Goal of the exercise: For this exercise, please find the lines in the entries that include the word "lace" and copy them.

• • • •

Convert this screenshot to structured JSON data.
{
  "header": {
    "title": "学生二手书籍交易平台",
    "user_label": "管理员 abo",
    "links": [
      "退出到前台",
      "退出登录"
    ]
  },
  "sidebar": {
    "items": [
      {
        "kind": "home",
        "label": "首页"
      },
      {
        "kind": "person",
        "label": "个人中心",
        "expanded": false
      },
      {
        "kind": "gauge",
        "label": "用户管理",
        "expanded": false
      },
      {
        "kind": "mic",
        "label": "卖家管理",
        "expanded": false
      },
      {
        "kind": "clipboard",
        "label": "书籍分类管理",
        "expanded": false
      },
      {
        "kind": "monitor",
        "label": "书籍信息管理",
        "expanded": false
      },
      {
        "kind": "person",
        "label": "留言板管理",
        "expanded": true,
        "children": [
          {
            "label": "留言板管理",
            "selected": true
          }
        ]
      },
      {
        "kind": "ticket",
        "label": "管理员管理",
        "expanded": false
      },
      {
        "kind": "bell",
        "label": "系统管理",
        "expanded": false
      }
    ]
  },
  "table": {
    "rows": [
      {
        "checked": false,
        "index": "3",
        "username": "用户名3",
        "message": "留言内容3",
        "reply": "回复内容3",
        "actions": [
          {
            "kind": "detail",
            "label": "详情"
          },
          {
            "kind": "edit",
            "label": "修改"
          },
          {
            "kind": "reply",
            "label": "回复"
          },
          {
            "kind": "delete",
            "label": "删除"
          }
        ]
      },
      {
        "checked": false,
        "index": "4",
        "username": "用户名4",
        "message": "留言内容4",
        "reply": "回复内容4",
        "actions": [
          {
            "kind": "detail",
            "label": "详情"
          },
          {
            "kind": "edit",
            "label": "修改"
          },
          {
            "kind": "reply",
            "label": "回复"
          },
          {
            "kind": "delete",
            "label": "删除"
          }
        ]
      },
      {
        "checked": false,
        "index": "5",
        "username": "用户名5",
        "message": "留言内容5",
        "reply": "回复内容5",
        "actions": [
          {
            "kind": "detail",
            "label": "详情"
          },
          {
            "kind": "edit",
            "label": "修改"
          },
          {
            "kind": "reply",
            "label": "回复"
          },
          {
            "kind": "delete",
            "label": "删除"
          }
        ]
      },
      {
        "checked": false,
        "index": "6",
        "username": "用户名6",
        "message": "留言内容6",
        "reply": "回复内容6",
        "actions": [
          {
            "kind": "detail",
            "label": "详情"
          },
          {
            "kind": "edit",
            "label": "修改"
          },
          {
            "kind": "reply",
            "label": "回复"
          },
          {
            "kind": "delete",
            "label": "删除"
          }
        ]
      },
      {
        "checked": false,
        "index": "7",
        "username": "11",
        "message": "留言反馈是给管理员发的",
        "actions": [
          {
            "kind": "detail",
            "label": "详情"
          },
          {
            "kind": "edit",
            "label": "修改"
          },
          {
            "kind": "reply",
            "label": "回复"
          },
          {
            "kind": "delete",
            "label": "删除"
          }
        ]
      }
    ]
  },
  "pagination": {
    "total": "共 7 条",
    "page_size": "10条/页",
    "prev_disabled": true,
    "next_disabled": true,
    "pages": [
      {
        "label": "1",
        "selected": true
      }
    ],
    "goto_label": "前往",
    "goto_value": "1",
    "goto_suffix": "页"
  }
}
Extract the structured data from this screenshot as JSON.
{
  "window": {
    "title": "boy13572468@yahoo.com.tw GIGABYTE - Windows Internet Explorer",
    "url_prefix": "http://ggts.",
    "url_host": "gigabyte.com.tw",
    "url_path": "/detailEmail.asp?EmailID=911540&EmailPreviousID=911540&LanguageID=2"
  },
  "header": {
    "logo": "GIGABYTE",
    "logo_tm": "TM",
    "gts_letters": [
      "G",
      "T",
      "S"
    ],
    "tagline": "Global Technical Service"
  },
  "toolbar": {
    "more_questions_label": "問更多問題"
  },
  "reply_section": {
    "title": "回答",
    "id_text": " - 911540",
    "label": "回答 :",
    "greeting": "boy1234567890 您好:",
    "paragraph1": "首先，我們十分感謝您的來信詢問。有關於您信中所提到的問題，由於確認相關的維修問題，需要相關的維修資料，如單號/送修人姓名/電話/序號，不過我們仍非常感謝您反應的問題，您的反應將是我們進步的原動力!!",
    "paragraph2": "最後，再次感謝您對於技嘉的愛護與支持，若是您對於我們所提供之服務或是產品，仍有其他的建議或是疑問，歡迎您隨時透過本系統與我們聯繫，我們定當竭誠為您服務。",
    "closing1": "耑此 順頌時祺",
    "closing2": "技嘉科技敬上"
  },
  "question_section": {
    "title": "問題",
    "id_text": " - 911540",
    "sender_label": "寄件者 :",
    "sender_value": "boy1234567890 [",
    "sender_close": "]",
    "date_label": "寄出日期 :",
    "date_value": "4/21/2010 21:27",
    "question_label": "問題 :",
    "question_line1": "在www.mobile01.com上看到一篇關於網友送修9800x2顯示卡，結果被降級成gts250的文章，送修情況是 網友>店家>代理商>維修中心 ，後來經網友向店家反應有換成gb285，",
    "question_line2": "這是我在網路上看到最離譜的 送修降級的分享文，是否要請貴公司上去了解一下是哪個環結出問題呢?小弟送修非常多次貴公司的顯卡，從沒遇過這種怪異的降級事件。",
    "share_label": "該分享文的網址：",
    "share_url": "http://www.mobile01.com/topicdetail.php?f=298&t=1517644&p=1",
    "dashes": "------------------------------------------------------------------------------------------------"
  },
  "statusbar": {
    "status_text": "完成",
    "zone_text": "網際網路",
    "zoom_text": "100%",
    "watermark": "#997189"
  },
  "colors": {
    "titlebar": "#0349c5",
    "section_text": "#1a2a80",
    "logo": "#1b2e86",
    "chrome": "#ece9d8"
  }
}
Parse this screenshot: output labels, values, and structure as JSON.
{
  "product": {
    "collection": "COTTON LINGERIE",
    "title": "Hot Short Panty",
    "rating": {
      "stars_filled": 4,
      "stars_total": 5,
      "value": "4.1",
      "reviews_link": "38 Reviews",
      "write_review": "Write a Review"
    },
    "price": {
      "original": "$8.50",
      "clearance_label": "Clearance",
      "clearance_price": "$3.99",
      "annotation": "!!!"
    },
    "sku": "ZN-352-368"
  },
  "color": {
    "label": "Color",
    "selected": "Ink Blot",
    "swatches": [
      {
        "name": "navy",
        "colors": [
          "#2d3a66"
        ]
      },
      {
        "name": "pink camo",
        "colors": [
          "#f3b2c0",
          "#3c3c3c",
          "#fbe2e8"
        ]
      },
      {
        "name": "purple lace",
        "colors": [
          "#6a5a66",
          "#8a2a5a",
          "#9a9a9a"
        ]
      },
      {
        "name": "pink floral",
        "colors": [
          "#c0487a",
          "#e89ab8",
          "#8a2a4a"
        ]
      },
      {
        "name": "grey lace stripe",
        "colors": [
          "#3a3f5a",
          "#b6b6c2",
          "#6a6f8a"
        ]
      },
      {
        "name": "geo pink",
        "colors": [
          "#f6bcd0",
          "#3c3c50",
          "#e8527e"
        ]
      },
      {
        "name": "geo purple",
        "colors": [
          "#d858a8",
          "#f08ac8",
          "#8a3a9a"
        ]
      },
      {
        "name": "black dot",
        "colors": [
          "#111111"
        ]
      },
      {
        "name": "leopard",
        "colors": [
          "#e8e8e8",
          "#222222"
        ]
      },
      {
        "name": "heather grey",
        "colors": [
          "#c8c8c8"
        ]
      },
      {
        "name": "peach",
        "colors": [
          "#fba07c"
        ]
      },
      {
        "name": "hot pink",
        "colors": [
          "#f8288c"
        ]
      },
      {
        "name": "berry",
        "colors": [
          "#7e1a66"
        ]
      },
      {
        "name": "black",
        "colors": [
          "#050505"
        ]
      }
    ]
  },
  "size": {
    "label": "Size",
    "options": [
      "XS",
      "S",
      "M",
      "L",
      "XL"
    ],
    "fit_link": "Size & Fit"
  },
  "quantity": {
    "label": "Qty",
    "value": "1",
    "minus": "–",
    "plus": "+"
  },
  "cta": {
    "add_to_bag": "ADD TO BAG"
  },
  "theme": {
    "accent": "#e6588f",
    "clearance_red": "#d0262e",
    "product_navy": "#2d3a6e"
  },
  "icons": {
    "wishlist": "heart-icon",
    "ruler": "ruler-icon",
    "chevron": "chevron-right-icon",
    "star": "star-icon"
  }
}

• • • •

Response:
        "name": "purple lace",
        "name": "grey lace stripe",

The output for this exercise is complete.